7. United States v. Pope, 467 F.3d 912, 920 (5th Cir. 2006) (brackets and citations omitted).
8. United States v. Robinson, 741 F.3d 588, 597 (5th Cir. 2014) (citing United States v. Fisher, 22 F.3d 574, 578 (5th Cir. 1994)).
9. Satterwhite, 980 F.2d at 321.
10. United States v. Craig, 861 F.2d 818, 822 (5th Cir. 1988) (quoting United States v. Webster, 734 F.2d 1048, 1056 (5th Cir. 1984)).
11. Bennett v. City of Grand Prairie, Tex., 883 F.2d 400, 407 (5th Cir. 1989) (citation omitted).
12. See United States v. May, 819 F.2d 531, 536 (5th Cir. 1987) (rejecting the argument that because an affidavit failed to identify the source of information uncovered during an investigation the information was necessarily unreliable).
13. Bennett, 883 F.2d at 407.
14. May, 819 F.2d at 536.
15. United States v. Laury, 985 F.2d 1293, 1313 (5th Cir. 1993) (quoting United States v. Jackson, 818 F.2d 345, 349 (5th Cir. 1987)).
16. See May, 819 F.2d at 535–36 (concluding that a person is free to draw reasonable inferences from a warrant affidavit).
17. United States v. Wylie, 919 F.2d 969, 974 (5th Cir. 1990) (quoting United States v. Peden, 891 F.2d 514, 518 (5th Cir. 1989)).
18. May, 819 F.2d at 535 (quoting United States v. Ventresca, 380 U.S. 102, 108 (1965)).
19. Id. (quoting Ventresca, 380 U.S. at 108).
21. See Wylie, 919 F.2d at 978.
22. Patton v. Yount, 467 U.S. 1025, 1035 (1984).
23. Murphy v. Florida, 421 U.S. 794, 799–800 (1975).
24. Id. at 800 (quoting Irvin v. Dowd, 366 U.S. 717, 723 (1961)).
25. 106 F.3d 1226 (5th Cir. 1997).
26. Id at 1230.
27. Id. at 1228.
32. Id. at 1229.
33. United States v. Medina–Anicacio, 325 F.3d 638, 643 (5th Cir. 2003).
35. United States v. Musa, 45 F.3d 922, 924 n.5 (5th Cir. 1995).
36. See Puckett v. United States, 556 U.S. 129, 135 (2009).
38. Id. (citation omitted).
39. Id. (quoting United States v. Olano, 507 U.S. 725, 736 (1993)) (brackets omitted).
40. Id. (quoting United States v. Dominguez Benitez, 542 U.S. 74, 83 n.9 (2004)).
41. United States Sentencing Guidelines Manual § 4B1.1 (2016).

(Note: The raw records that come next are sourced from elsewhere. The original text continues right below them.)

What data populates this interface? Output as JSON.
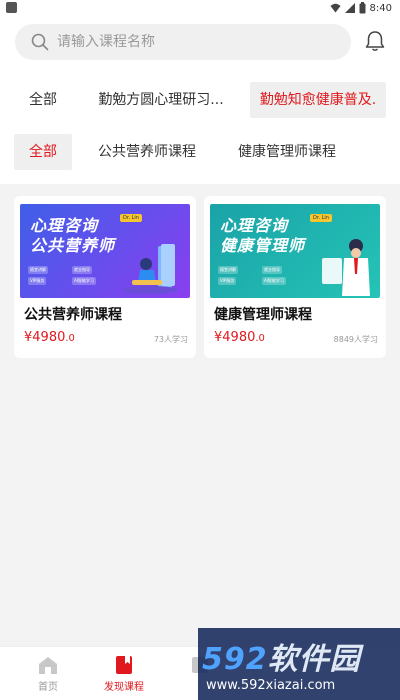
{
  "status_bar": {
    "time": "8:40"
  },
  "search": {
    "placeholder": "请输入课程名称"
  },
  "categories_row1": [
    {
      "label": "全部",
      "active": false
    },
    {
      "label": "勤勉方圆心理研习...",
      "active": false
    },
    {
      "label": "勤勉知愈健康普及.",
      "active": true
    }
  ],
  "categories_row2": [
    {
      "label": "全部",
      "active": true
    },
    {
      "label": "公共营养师课程",
      "active": false
    },
    {
      "label": "健康管理师课程",
      "active": false
    }
  ],
  "courses": [
    {
      "title": "公共营养师课程",
      "price_main": "¥4980",
      "price_decimal": ".0",
      "learners": "73人学习",
      "thumb_line1": "心理咨询",
      "thumb_line2": "公共营养师",
      "thumb_badge": "Dr. Lin",
      "thumb_bg_start": "#3f5fe8",
      "thumb_bg_end": "#8a3ff0",
      "thumb_tags": [
        "随堂讲解",
        "就业指导",
        "VIP服务",
        "AI智能学习"
      ]
    },
    {
      "title": "健康管理师课程",
      "price_main": "¥4980",
      "price_decimal": ".0",
      "learners": "8849人学习",
      "thumb_line1": "心理咨询",
      "thumb_line2": "健康管理师",
      "thumb_badge": "Dr. Lin",
      "thumb_bg_start": "#1aa3a8",
      "thumb_bg_end": "#25c3b6",
      "thumb_tags": [
        "随堂讲解",
        "就业指导",
        "VIP服务",
        "AI智能学习"
      ]
    }
  ],
  "bottom_nav": [
    {
      "label": "首页",
      "icon": "home-icon",
      "active": false
    },
    {
      "label": "发现课程",
      "icon": "bookmark-book-icon",
      "active": true
    },
    {
      "label": "",
      "icon": "grid-icon",
      "active": false
    }
  ],
  "watermark": {
    "logo_num": "592",
    "logo_text": "软件园",
    "url": "www.592xiazai.com"
  },
  "colors": {
    "accent": "#e0191e",
    "page_bg": "#f3f3f3",
    "chip_bg": "#efefef"
  }
}
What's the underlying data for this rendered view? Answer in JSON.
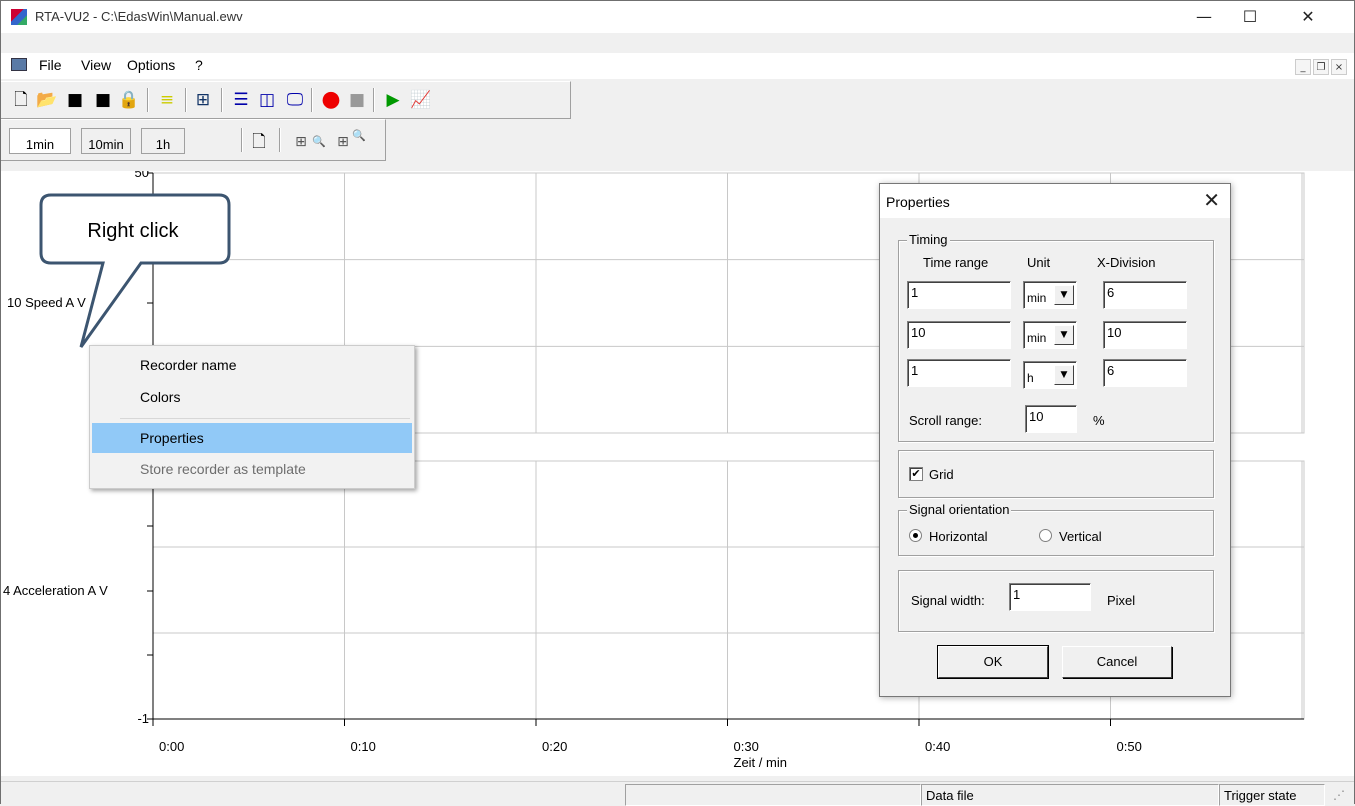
{
  "window": {
    "title": "RTA-VU2 - C:\\EdasWin\\Manual.ewv",
    "minimize": "—",
    "maximize": "☐",
    "close": "✕"
  },
  "menu": {
    "items": [
      "File",
      "View",
      "Options",
      "?"
    ],
    "mdi_minimize": "_",
    "mdi_restore": "❐",
    "mdi_close": "×"
  },
  "toolbar_icons": [
    "new-file-icon",
    "open-folder-icon",
    "save-icon",
    "save-as-icon",
    "lock-icon",
    "list-icon",
    "add-signal-icon",
    "horizontal-layout-icon",
    "vertical-layout-icon",
    "display-icon",
    "record-icon",
    "stop-icon",
    "start-icon",
    "chart-icon"
  ],
  "range_buttons": [
    "1min",
    "10min",
    "1h"
  ],
  "chart": {
    "y_top": "50",
    "y_bottom": "-1",
    "signal1_label": "10 Speed A V",
    "signal2_label": "4 Acceleration A V",
    "x_ticks": [
      "0:00",
      "0:10",
      "0:20",
      "0:30",
      "0:40",
      "0:50"
    ],
    "x_label": "Zeit / min"
  },
  "chart_data": {
    "type": "line",
    "x_ticks": [
      "0:00",
      "0:10",
      "0:20",
      "0:30",
      "0:40",
      "0:50"
    ],
    "xlabel": "Zeit / min",
    "y_top_label": "50",
    "y_bottom_label": "-1",
    "series": [
      {
        "name": "10 Speed A V",
        "values": []
      },
      {
        "name": "4 Acceleration A V",
        "values": []
      }
    ],
    "grid": true
  },
  "callout": {
    "text": "Right click"
  },
  "context_menu": {
    "items": [
      {
        "label": "Recorder name",
        "state": "normal"
      },
      {
        "label": "Colors",
        "state": "normal"
      },
      {
        "label": "Properties",
        "state": "selected"
      },
      {
        "label": "Store recorder as template",
        "state": "disabled"
      }
    ]
  },
  "dialog": {
    "title": "Properties",
    "timing_group": "Timing",
    "col_time_range": "Time range",
    "col_unit": "Unit",
    "col_xdivision": "X-Division",
    "rows": [
      {
        "time_range": "1",
        "unit": "min",
        "xdivision": "6"
      },
      {
        "time_range": "10",
        "unit": "min",
        "xdivision": "10"
      },
      {
        "time_range": "1",
        "unit": "h",
        "xdivision": "6"
      }
    ],
    "scroll_range_label": "Scroll range:",
    "scroll_range_value": "10",
    "scroll_range_unit": "%",
    "grid_label": "Grid",
    "grid_checked": "✔",
    "orientation_group": "Signal orientation",
    "horizontal_label": "Horizontal",
    "vertical_label": "Vertical",
    "signal_width_label": "Signal width:",
    "signal_width_value": "1",
    "signal_width_unit": "Pixel",
    "ok": "OK",
    "cancel": "Cancel"
  },
  "status": {
    "data_file": "Data file",
    "trigger_state": "Trigger state"
  }
}
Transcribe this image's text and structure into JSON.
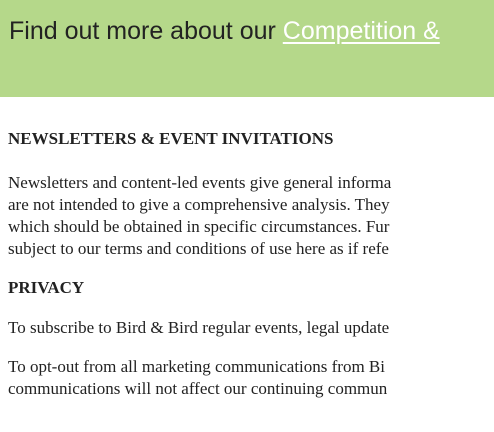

42. See United States v. Hinkle, 832 F.3d 569, 576–77 (5th Cir. 2016) (holding that past convictions under Texas Health & Safety Code § 481.112 cannot trigger the career-offender enhancement); see also United States v. Tanksley, 848 F.3d 347, 352 (5th Cir. 2017) (similar), supplemented by, 854 F.3d 284 (5th Cir.).
43. See U.S. Dep't of Justice Federal Bureau of Prisons, Program Statement: Inmate Security Designation and Custody Classification , No. P5100.08, Chapter 4, Pages 8, 16 (Sept. 12, 2006), https://www.bop.gov/policy/progstat/5100_008.pdf.
44. See id. at Chapter 4, Page 8.
45. United States v. Meshack, 225 F.3d 556, 577 (5th Cir. 2000), amended per curiam on reh'g in part, 244 F.3d 367 (5th Cir. 2001), overruled on other grounds, United States v. Cotton, 535 U.S. 625 (2002) (citing United States v. Phillips, 210 F.3d 345, 351 n.5 (5th Cir. 2000)).
46. See id.
48. Puckett v. United States, 556 U.S. 129, 135 (2009) (original internal quotation marks and brackets omitted).
PRISCILLA R. OWEN, Circuit Judge: